Task to complete: Retype the records exactly.
──────────
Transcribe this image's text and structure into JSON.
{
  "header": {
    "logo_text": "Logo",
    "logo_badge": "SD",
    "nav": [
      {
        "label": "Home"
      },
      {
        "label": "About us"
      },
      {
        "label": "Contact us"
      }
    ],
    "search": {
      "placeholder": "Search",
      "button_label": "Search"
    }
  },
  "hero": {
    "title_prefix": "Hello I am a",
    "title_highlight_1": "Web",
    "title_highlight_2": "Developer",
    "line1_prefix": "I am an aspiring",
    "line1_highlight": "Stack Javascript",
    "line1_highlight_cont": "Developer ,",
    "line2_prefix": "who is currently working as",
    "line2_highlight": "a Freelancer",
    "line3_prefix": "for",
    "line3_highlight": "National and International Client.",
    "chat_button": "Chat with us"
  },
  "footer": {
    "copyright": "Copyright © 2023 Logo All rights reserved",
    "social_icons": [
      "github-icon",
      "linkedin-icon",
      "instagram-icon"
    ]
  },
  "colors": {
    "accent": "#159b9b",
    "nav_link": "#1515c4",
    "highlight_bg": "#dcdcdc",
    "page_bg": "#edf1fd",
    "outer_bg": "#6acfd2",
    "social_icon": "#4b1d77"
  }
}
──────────
Exercise output:
Transcribe this image's text and structure into JSON.
{
  "header": {
    "logo_text": "Logo",
    "logo_badge": "SD",
    "nav": [
      {
        "label": "Home"
      },
      {
        "label": "About us"
      },
      {
        "label": "Contact us"
      }
    ],
    "search": {
      "placeholder": "Search",
      "button_label": "Search"
    }
  },
  "hero": {
    "title_prefix": "Hello I am a",
    "title_highlight_1": "Web",
    "title_highlight_2": "Developer",
    "line1_prefix": "I am an aspiring",
    "line1_highlight": "Stack Javascript",
    "line1_highlight_cont": "Developer ,",
    "line2_prefix": "who is currently working as",
    "line2_highlight": "a Freelancer",
    "line3_prefix": "for",
    "line3_highlight": "National and International Client.",
    "chat_button": "Chat with us"
  },
  "footer": {
    "copyright": "Copyright © 2023 Logo All rights reserved",
    "social_icons": [
      "github-icon",
      "linkedin-icon",
      "instagram-icon"
    ]
  },
  "colors": {
    "accent": "#159b9b",
    "nav_link": "#1515c4",
    "highlight_bg": "#dcdcdc",
    "page_bg": "#edf1fd",
    "outer_bg": "#6acfd2",
    "social_icon": "#4b1d77"
  }
}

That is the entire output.